**DATA UNDER STUDY**
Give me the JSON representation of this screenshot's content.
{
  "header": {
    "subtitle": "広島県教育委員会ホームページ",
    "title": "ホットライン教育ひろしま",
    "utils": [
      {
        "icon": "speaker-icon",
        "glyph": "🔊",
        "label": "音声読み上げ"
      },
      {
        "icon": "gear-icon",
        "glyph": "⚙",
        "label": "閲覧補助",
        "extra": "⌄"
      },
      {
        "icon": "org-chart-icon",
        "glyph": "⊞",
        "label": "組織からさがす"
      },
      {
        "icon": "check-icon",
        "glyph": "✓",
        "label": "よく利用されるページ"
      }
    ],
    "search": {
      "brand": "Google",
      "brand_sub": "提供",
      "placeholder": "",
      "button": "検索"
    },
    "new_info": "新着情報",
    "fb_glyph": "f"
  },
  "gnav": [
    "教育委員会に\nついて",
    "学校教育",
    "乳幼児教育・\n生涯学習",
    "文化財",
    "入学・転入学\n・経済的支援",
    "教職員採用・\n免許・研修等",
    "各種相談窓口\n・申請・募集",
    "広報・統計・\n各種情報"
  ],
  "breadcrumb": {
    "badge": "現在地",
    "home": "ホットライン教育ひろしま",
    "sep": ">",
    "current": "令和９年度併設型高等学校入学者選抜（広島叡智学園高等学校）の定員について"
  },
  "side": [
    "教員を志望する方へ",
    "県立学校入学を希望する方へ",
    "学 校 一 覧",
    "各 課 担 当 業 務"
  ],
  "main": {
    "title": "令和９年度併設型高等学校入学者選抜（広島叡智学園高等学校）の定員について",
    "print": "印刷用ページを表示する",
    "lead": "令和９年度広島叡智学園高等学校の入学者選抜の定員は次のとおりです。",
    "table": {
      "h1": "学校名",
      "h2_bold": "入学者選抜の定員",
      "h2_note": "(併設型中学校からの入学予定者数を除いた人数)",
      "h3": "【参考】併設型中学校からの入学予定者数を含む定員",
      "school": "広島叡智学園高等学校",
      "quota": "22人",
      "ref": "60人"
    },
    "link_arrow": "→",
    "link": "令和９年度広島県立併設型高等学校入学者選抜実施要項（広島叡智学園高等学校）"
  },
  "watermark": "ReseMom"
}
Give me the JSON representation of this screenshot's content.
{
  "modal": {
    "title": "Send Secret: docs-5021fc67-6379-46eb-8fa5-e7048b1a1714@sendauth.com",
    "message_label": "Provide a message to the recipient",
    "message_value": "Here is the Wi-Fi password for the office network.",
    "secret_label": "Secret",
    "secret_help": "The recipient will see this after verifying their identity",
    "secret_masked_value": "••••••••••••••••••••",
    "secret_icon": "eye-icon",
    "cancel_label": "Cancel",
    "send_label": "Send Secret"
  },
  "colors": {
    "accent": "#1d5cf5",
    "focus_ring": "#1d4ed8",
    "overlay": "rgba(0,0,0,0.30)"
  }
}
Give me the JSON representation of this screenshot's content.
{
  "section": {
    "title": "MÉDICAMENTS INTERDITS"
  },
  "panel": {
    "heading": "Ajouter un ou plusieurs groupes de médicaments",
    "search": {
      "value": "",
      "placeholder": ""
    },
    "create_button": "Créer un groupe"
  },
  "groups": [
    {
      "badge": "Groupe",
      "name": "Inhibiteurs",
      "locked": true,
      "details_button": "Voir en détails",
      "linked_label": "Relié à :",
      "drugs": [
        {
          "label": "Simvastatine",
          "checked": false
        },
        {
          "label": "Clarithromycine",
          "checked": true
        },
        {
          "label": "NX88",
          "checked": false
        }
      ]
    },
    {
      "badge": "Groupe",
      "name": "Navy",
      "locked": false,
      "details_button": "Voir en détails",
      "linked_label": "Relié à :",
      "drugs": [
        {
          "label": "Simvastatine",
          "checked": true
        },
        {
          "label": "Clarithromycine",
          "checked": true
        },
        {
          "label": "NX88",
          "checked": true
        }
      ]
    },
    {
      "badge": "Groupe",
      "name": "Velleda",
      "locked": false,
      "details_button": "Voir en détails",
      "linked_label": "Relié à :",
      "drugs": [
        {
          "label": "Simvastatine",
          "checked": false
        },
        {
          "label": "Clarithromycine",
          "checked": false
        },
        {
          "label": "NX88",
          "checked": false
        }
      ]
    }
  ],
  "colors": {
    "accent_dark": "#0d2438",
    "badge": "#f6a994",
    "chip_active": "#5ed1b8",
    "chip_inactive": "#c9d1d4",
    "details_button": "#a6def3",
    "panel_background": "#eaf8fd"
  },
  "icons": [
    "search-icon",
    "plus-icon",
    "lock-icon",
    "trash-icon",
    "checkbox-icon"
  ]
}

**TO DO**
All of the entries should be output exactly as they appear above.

**SOLUTION BELOW**
Give me the JSON representation of this screenshot's content.
{
  "header": {
    "subtitle": "広島県教育委員会ホームページ",
    "title": "ホットライン教育ひろしま",
    "utils": [
      {
        "icon": "speaker-icon",
        "glyph": "🔊",
        "label": "音声読み上げ"
      },
      {
        "icon": "gear-icon",
        "glyph": "⚙",
        "label": "閲覧補助",
        "extra": "⌄"
      },
      {
        "icon": "org-chart-icon",
        "glyph": "⊞",
        "label": "組織からさがす"
      },
      {
        "icon": "check-icon",
        "glyph": "✓",
        "label": "よく利用されるページ"
      }
    ],
    "search": {
      "brand": "Google",
      "brand_sub": "提供",
      "placeholder": "",
      "button": "検索"
    },
    "new_info": "新着情報",
    "fb_glyph": "f"
  },
  "gnav": [
    "教育委員会に\nついて",
    "学校教育",
    "乳幼児教育・\n生涯学習",
    "文化財",
    "入学・転入学\n・経済的支援",
    "教職員採用・\n免許・研修等",
    "各種相談窓口\n・申請・募集",
    "広報・統計・\n各種情報"
  ],
  "breadcrumb": {
    "badge": "現在地",
    "home": "ホットライン教育ひろしま",
    "sep": ">",
    "current": "令和９年度併設型高等学校入学者選抜（広島叡智学園高等学校）の定員について"
  },
  "side": [
    "教員を志望する方へ",
    "県立学校入学を希望する方へ",
    "学 校 一 覧",
    "各 課 担 当 業 務"
  ],
  "main": {
    "title": "令和９年度併設型高等学校入学者選抜（広島叡智学園高等学校）の定員について",
    "print": "印刷用ページを表示する",
    "lead": "令和９年度広島叡智学園高等学校の入学者選抜の定員は次のとおりです。",
    "table": {
      "h1": "学校名",
      "h2_bold": "入学者選抜の定員",
      "h2_note": "(併設型中学校からの入学予定者数を除いた人数)",
      "h3": "【参考】併設型中学校からの入学予定者数を含む定員",
      "school": "広島叡智学園高等学校",
      "quota": "22人",
      "ref": "60人"
    },
    "link_arrow": "→",
    "link": "令和９年度広島県立併設型高等学校入学者選抜実施要項（広島叡智学園高等学校）"
  },
  "watermark": "ReseMom"
}
Give me the JSON representation of this screenshot's content.
{
  "modal": {
    "title": "Send Secret: docs-5021fc67-6379-46eb-8fa5-e7048b1a1714@sendauth.com",
    "message_label": "Provide a message to the recipient",
    "message_value": "Here is the Wi-Fi password for the office network.",
    "secret_label": "Secret",
    "secret_help": "The recipient will see this after verifying their identity",
    "secret_masked_value": "••••••••••••••••••••",
    "secret_icon": "eye-icon",
    "cancel_label": "Cancel",
    "send_label": "Send Secret"
  },
  "colors": {
    "accent": "#1d5cf5",
    "focus_ring": "#1d4ed8",
    "overlay": "rgba(0,0,0,0.30)"
  }
}
Give me the JSON representation of this screenshot's content.
{
  "section": {
    "title": "MÉDICAMENTS INTERDITS"
  },
  "panel": {
    "heading": "Ajouter un ou plusieurs groupes de médicaments",
    "search": {
      "value": "",
      "placeholder": ""
    },
    "create_button": "Créer un groupe"
  },
  "groups": [
    {
      "badge": "Groupe",
      "name": "Inhibiteurs",
      "locked": true,
      "details_button": "Voir en détails",
      "linked_label": "Relié à :",
      "drugs": [
        {
          "label": "Simvastatine",
          "checked": false
        },
        {
          "label": "Clarithromycine",
          "checked": true
        },
        {
          "label": "NX88",
          "checked": false
        }
      ]
    },
    {
      "badge": "Groupe",
      "name": "Navy",
      "locked": false,
      "details_button": "Voir en détails",
      "linked_label": "Relié à :",
      "drugs": [
        {
          "label": "Simvastatine",
          "checked": true
        },
        {
          "label": "Clarithromycine",
          "checked": true
        },
        {
          "label": "NX88",
          "checked": true
        }
      ]
    },
    {
      "badge": "Groupe",
      "name": "Velleda",
      "locked": false,
      "details_button": "Voir en détails",
      "linked_label": "Relié à :",
      "drugs": [
        {
          "label": "Simvastatine",
          "checked": false
        },
        {
          "label": "Clarithromycine",
          "checked": false
        },
        {
          "label": "NX88",
          "checked": false
        }
      ]
    }
  ],
  "colors": {
    "accent_dark": "#0d2438",
    "badge": "#f6a994",
    "chip_active": "#5ed1b8",
    "chip_inactive": "#c9d1d4",
    "details_button": "#a6def3",
    "panel_background": "#eaf8fd"
  },
  "icons": [
    "search-icon",
    "plus-icon",
    "lock-icon",
    "trash-icon",
    "checkbox-icon"
  ]
}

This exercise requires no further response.